After three weeks of negotiations and eight days from a possible default, as of Wednesday there was still no breakthrough in talks to avert potential financial catastrophe as soon as June 1.
Shortly before noon, House Speaker Kevin McCarthy told reporters he was sending his House Republican bargaining team to the White House "to try to finish out negotiations."
"There’s a number of places that we are still far apart," he said. "I mean, it didn’t seem like it’d be this hard."
Lead GOP negotiator Rep. Patrick McHenry of North Carolina said he was "hopeful that we can get this resolved" as he left the Capitol, a notable shift from Tuesday night when he was clearly more frustrated. But he and his fellow negotiator Garrett Graves of Louisiana acknowledged there's little time left.
The Republican team was seen leaving the White House after about fours and made no comment.
The House is set to leave Washington Thursday for a week-long Memorial Day recess, although members have been warned they could be called back.
"Look, you can start counting the days and there's no question, we're getting to crunch time," said another GOP negotiator, Graves said. "We've been trying to look at things differently, trying to come up with new ideas. We recognize the urgency here, but we also recognize the House with a solid package on the table that saves funds."
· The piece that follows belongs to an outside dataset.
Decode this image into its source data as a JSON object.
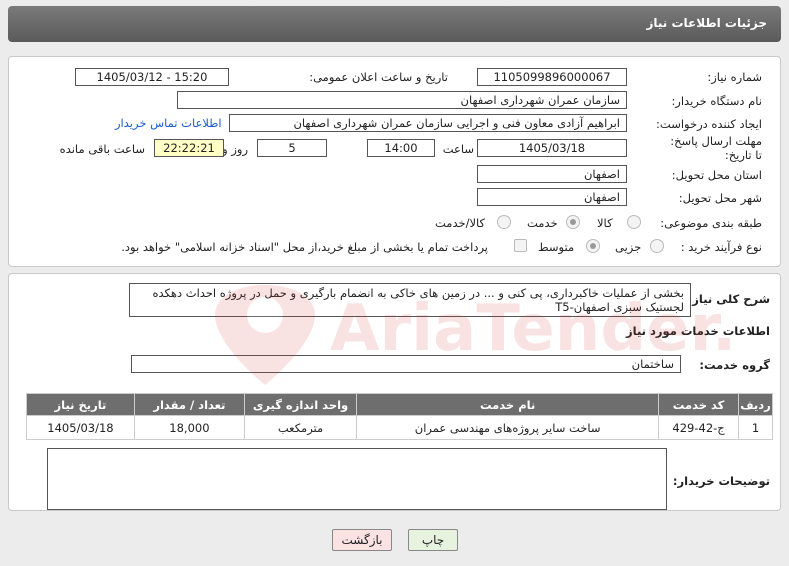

Earlier, as McCarthy made his way into the Capitol, ABC News Senior Congressional Correspondent Rachel Scott asked him where things stand.
"I still feel they're productive -- the talks," he said, but there were no signs the talk were any closer to a deal.
In fact, McCarthy said he has not spoken to President Joe Biden since Monday.
Both sides appeared to be waiting for the other to blink.
"I'm hopeful that they come back that they realize what the American public is telling them as well, that you cannot have the highest percentage of debt and spend the most amount of money while you're getting the most amount of revenue in, that you got to change that behavior, just like you would do in any household," McCarthy said. "And I'm hopeful as they come, if they come back today that they realize that."
As the standoff over federal spending continued, the White House has offered to freeze spending while Republicans are demanding deep cuts, according to a source familiar with the discussions. McCarthy is "beholden" to MAGA extremists, the source said.
"Well, the point you have to make, here we are eight days away. Why are we here? The Democrats do not want to come off their spending addiction," McCarthy said.
Asked how much in federal spending Republicans want to cut, he said, "Well, that's part of negotiation. Democrats don't even want to spend less, they want to spend more, that's unreasonable," he said.
He again made it clear increasing tax revenue is not on the table.
"Find ways to eliminate the waste. And that's what we've been doing. That's why on February 1, I sat with the president. That's exactly what I said to him. We can't raise taxes, and what's he talking about now? We need to raise more because I want to spend more after you've already done that, you set all the records you want to set, once the Democrats took the majority, this is what they brought us. And in doing so they brought us inflation, hurting every family," he said.
The frustration among some Democrats was palpable as over 20 members of the House Progressive Caucus voiced their concerns Wednesday over the debt ceiling negotiations.
"We will not let Speaker McCarthy burn the House to the ground and then try to get away with blaming the firefighters," Caucus Whip Rep. Greg Casar said. "I will be clear, working families will not be taken hostage. Progressives will continue standing strong and we will do everything we can to hold them accountable."
With time running short, caucus members are standing firm members in saying they will not support a deal that has stricter work requirements for some Americans getting government aid.
"Our overwhelming majority of Progressive Caucus members -- of 102 members -- answered that question already and said that is unacceptable," chair Rep. Pramila Jayapal, D-Wash., told ABC's Scott.
"We have continued to make our position clear to the White House and I think you've seen that they've heard us and they've made a number of statements," she said.
"The bottom line is we just don't share their values," Rep. Jim McGovern of Massachusetts said of House Republicans. "And you know, and I have to tell you, if we're not about defending the most vulnerable in this country, and helping to uplift them, then I don't know what the hell we're here for."
Both Biden and McCarthy will need some House Democrats to help pass any deal.
Treasury Secretary Janet Yellen on Wednesday tripled down on her warnings that June 1 might be the day the U.S. could default on its debt, even, she said, if it's "hard to be precise" about what happens around that date.
Yellen, speaking at a Wall Street Journal forum, was reluctant to discuss a "day-after" scenario in the wake of a U.S. default but allowed that Treasury would have to be ready to prioritize some bills over others.
She said payment prioritization is "not operationally feasible" -- emphasizing how unprecedented a default would be.
ABC News' Lauren Peller, Justin Gomez and Chris Boccia contributed to this report.